This excavation centers around the concept of finding the actual traces
of the personality of Thomas Jefferson as a physical being, evoking Jefferson
as a pragmatist through the creation of indices of present-day useful objects.
13. Montpelier, Slave
Graveyard, 11407 Constitution Highway, Orange (504) 672-2728,
open daily 9:30 am - 5:30 pm
The unmarked slave cemetery at James Madison's Montpelier plantation
home provides both inspiration and necessity for the creation of Markings.
The three structures, or winnowing houses, which reference the distinct
vernacular architecture relating to cultivation in the Antebellum South,
are overlaid with mythic images of the animal and plant life of this region.
14. Second Street Gallery,
201 Second Street NW (804) 977-7284, open June 2-Aug. 13, Tues.-Sat., 10am
- 5pm, Sun. 12 noon - 5pm
Fusing a fascination with natural history museums and the genealogical
mystery of Sally Hemings, the installation features works on canvas and
intimate "specimen sculptures." the resulting painted photographs and altered
objects are theatrical and symbolically fragmented, open narratives that
question issues of identity, ancestry and being itself.
15. St. Anne's Belfield
School, 2132 Ivy Road (804) 296-5106, outside
A Color Game on Nature
Scattered on the school's grounds are "tree sleeves," "stump shrooms,"
and "ground flags" created by students under Pozzi's direction in four
bright colors - red, green, yellow, and blue. The works heighten awareness
of nature and its mathematical mysteries.
16. The Thomas Jefferson
Center for the Protection of Free Expression, 400 Peter Jefferson
Place - Pantops (804) 295-5784; open Mon.-Fri. 9am - 5pm, Sat. 9am-2pm.
reception for exhibition: June 22, 4-6 pm
Pete O'Shea and Robert Winstead
A Community Blackboard
This exhibit showcases a proposed monument that will provide tangible
and daily embodiment of the concept of free expression to the Charlottesville-Albemarle
community. To be located directly across from Charlottesville's
City Hall, the design includes a large slate blackboard on which
members of the public may express themselves in chalk on any subject they

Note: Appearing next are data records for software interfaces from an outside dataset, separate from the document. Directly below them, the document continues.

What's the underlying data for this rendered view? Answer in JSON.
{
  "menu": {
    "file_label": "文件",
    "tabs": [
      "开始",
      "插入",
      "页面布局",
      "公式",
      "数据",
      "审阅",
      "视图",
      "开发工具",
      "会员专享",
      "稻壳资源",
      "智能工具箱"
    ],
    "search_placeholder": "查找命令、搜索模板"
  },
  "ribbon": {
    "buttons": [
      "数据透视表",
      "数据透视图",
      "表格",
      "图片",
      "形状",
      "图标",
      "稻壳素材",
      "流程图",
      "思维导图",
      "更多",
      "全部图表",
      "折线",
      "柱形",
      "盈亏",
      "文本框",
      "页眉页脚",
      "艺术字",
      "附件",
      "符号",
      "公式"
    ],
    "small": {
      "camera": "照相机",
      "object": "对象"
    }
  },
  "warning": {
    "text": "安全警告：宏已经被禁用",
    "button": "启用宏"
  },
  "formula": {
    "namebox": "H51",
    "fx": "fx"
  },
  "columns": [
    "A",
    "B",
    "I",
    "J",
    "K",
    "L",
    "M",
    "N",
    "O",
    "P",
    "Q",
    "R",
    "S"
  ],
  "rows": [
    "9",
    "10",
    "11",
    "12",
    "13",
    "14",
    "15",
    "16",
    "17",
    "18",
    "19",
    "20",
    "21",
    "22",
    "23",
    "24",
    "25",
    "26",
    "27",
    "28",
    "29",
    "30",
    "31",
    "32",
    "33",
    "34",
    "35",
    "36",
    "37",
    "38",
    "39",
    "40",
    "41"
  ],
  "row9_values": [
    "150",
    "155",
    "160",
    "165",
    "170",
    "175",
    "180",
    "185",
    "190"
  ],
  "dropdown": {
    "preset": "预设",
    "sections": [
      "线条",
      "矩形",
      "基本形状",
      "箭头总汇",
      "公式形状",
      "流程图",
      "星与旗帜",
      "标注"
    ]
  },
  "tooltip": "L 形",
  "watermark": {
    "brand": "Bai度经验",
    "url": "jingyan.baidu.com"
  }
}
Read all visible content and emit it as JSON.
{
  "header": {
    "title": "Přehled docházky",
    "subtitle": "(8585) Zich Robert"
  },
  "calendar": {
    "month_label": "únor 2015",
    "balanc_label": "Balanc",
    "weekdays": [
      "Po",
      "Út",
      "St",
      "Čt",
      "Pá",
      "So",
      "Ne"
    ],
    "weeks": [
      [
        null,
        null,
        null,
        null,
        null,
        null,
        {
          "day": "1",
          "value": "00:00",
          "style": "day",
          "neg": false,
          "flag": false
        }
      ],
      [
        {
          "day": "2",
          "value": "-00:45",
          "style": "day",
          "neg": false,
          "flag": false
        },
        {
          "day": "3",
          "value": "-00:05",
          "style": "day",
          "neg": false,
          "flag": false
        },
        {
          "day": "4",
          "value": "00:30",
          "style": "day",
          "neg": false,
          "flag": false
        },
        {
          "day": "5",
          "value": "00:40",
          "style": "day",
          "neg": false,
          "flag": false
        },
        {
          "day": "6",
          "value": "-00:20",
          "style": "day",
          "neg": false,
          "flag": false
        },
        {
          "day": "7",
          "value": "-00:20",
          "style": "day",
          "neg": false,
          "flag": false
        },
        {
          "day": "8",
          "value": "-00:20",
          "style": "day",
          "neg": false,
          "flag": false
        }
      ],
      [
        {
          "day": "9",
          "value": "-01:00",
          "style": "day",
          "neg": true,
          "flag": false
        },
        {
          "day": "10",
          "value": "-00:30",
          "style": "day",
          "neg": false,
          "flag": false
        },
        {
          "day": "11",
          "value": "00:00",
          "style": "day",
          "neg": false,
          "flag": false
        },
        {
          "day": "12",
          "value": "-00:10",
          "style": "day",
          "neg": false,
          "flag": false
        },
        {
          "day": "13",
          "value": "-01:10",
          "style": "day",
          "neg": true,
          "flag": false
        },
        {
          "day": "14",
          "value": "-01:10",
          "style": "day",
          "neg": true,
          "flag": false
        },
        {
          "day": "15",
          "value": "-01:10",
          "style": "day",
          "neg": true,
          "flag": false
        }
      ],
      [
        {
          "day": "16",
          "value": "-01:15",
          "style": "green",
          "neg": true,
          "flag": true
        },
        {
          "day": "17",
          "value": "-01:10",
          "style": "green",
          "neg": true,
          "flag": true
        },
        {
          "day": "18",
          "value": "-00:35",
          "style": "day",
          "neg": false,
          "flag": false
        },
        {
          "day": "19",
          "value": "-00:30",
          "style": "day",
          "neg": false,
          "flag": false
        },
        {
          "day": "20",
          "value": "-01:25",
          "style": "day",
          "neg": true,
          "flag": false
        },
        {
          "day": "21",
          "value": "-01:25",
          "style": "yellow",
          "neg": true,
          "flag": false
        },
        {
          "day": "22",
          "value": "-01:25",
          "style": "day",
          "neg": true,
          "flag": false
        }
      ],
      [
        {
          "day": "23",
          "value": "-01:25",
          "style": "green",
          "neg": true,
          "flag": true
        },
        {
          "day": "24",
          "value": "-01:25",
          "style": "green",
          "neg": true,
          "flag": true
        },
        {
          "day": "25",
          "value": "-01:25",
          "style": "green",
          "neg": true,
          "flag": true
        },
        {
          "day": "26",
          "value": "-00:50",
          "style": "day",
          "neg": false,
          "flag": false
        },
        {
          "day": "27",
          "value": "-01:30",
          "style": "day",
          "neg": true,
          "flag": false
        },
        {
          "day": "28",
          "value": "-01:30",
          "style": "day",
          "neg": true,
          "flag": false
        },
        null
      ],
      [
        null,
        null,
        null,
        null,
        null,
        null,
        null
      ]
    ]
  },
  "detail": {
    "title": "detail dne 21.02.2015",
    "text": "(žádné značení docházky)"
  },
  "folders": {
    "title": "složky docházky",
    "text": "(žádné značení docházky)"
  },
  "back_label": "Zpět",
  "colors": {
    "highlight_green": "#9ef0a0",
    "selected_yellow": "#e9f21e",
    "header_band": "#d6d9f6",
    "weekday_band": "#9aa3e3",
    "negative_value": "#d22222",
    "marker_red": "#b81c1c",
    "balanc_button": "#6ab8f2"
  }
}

17. University of Virginia
Lawn between Brooks Hall and 14th Street, across from the Corner,
along University Avenue
Poetry Walk: Reflections -Pools of Thought
This work brings the past into the present and the future by finding
the essence of Jefferson's era in the prose and poetry of Virginia's writers
(including Jefferson) and writers about Virginia and the revolutionary
power of art. These writings, etched into granite stones and placed flat
into the ground, were selected by the artist and students involved in the
University's Art Board.
Old Cabell Hall
Lincoln Perry, York, Maine
Cabell Hall Mural
Blending the neoclassical tradition with contemporary realism, this
nine-panel mural traces a student's progress through Thomas Jefferson's
University. The work was funded by W. L. Lyons Brown, Jr., Cary Brown-Epstein,
W. L. Lyons Brown, Jr. Charitable Foundation of Louisville, members of
the Mural Project Advisory Committee, and others.